More than 170 members of the House of Representatives are demanding that the Department of Homeland Security carry out an immediate investigation into claims of "mass hysterectomies" at an Immigration & Customs Enforcement facility in Georgia. The allegations stem from a whistleblower complaint filed by advocacy group Project South on behalf of Dawn Wooten, a nurse who formerly worked full-time at the Irwin County Detention Center. She was demoted in July, she believes, out of retaliation for raising concerns about COVID-19 within the facility. "We are horrified to see reports of mass hysterectomies performed on detained women in the facility, without their full, informed consent and request that the Office of the Inspector General (OIG) conduct an immediate investigation," a bloc of Democratic lawmakers wrote in the Sept. 15 letter.
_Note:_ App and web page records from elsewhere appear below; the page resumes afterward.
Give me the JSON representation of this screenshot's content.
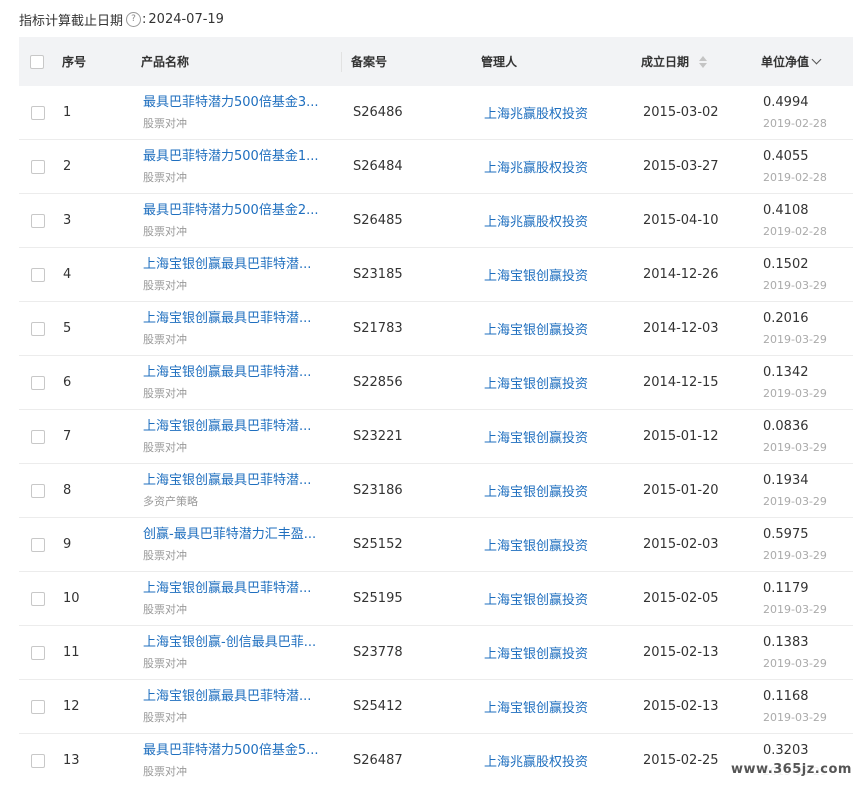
{
  "topline": {
    "label": "指标计算截止日期",
    "help": "?",
    "colon": ":",
    "date": "2024-07-19"
  },
  "headers": {
    "index": "序号",
    "product": "产品名称",
    "record": "备案号",
    "manager": "管理人",
    "established": "成立日期",
    "nav": "单位净值"
  },
  "rows": [
    {
      "idx": "1",
      "name": "最具巴菲特潜力500倍基金3...",
      "type": "股票对冲",
      "record": "S26486",
      "manager": "上海兆赢股权投资",
      "date": "2015-03-02",
      "nav": "0.4994",
      "nav_date": "2019-02-28"
    },
    {
      "idx": "2",
      "name": "最具巴菲特潜力500倍基金1...",
      "type": "股票对冲",
      "record": "S26484",
      "manager": "上海兆赢股权投资",
      "date": "2015-03-27",
      "nav": "0.4055",
      "nav_date": "2019-02-28"
    },
    {
      "idx": "3",
      "name": "最具巴菲特潜力500倍基金2...",
      "type": "股票对冲",
      "record": "S26485",
      "manager": "上海兆赢股权投资",
      "date": "2015-04-10",
      "nav": "0.4108",
      "nav_date": "2019-02-28"
    },
    {
      "idx": "4",
      "name": "上海宝银创赢最具巴菲特潜...",
      "type": "股票对冲",
      "record": "S23185",
      "manager": "上海宝银创赢投资",
      "date": "2014-12-26",
      "nav": "0.1502",
      "nav_date": "2019-03-29"
    },
    {
      "idx": "5",
      "name": "上海宝银创赢最具巴菲特潜...",
      "type": "股票对冲",
      "record": "S21783",
      "manager": "上海宝银创赢投资",
      "date": "2014-12-03",
      "nav": "0.2016",
      "nav_date": "2019-03-29"
    },
    {
      "idx": "6",
      "name": "上海宝银创赢最具巴菲特潜...",
      "type": "股票对冲",
      "record": "S22856",
      "manager": "上海宝银创赢投资",
      "date": "2014-12-15",
      "nav": "0.1342",
      "nav_date": "2019-03-29"
    },
    {
      "idx": "7",
      "name": "上海宝银创赢最具巴菲特潜...",
      "type": "股票对冲",
      "record": "S23221",
      "manager": "上海宝银创赢投资",
      "date": "2015-01-12",
      "nav": "0.0836",
      "nav_date": "2019-03-29"
    },
    {
      "idx": "8",
      "name": "上海宝银创赢最具巴菲特潜...",
      "type": "多资产策略",
      "record": "S23186",
      "manager": "上海宝银创赢投资",
      "date": "2015-01-20",
      "nav": "0.1934",
      "nav_date": "2019-03-29"
    },
    {
      "idx": "9",
      "name": "创赢-最具巴菲特潜力汇丰盈...",
      "type": "股票对冲",
      "record": "S25152",
      "manager": "上海宝银创赢投资",
      "date": "2015-02-03",
      "nav": "0.5975",
      "nav_date": "2019-03-29"
    },
    {
      "idx": "10",
      "name": "上海宝银创赢最具巴菲特潜...",
      "type": "股票对冲",
      "record": "S25195",
      "manager": "上海宝银创赢投资",
      "date": "2015-02-05",
      "nav": "0.1179",
      "nav_date": "2019-03-29"
    },
    {
      "idx": "11",
      "name": "上海宝银创赢-创信最具巴菲...",
      "type": "股票对冲",
      "record": "S23778",
      "manager": "上海宝银创赢投资",
      "date": "2015-02-13",
      "nav": "0.1383",
      "nav_date": "2019-03-29"
    },
    {
      "idx": "12",
      "name": "上海宝银创赢最具巴菲特潜...",
      "type": "股票对冲",
      "record": "S25412",
      "manager": "上海宝银创赢投资",
      "date": "2015-02-13",
      "nav": "0.1168",
      "nav_date": "2019-03-29"
    },
    {
      "idx": "13",
      "name": "最具巴菲特潜力500倍基金5...",
      "type": "股票对冲",
      "record": "S26487",
      "manager": "上海兆赢股权投资",
      "date": "2015-02-25",
      "nav": "0.3203",
      "nav_date": "2019-03-29"
    }
  ],
  "watermark": "www.365jz.com",
  "colors": {
    "link": "#1f6fbf",
    "header_bg": "#f2f3f5",
    "muted": "#999999"
  }
}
Several human rights organizations signed an open letter Sept. 15 declaring that China's treatment of Uighur Muslims in Xinjiang province "strongly suggests that crimes against humanity and genocide are taking place." The letter cited a November 2019 UN report that raised concerns over "increasing practices of arbitrary detention, enforced disappearance, absence of judicial oversight and procedural safeguards...within an increasingly securitized environment, particularly for designated minorities, notably Uyghurs."
After more than 30 years of Islamist rule, Sudan's interim Sovereignty Council has unveiled a sweeping reform of the sharia-based legal code. Announcing the changes, Justice Minister Nasredeen Abdulbari told the BBC, "We are keen to demolish any discrimination that was enacted by the old regime and to move toward equality of citizenship and a democratic transformation." He said the amendments aim to bring Sudan's laws in line with the Constitutional Declaration that established the country's transitional government a year ago, and included guarantees for basic rights and freedoms. Most significantly, the amendments abolish the crime of "apostasy"—meaning conversion from Islam, which had carried the death penalty and was widely used to target political opposition.
Lawyers have submitted a complaint to the Office of the Prosecutor at the International Criminal Court (ICC), demanding that an investigation be opened into senior Chinese leaders for genocide and crimes against humanity, allegedly committed against the Uighurs and other Turkic peoples. The complaint was filed on behalf of the East Turkistan Government in Exile (ETGE) and the East Turkistan National Awakening Movement (ETNAM).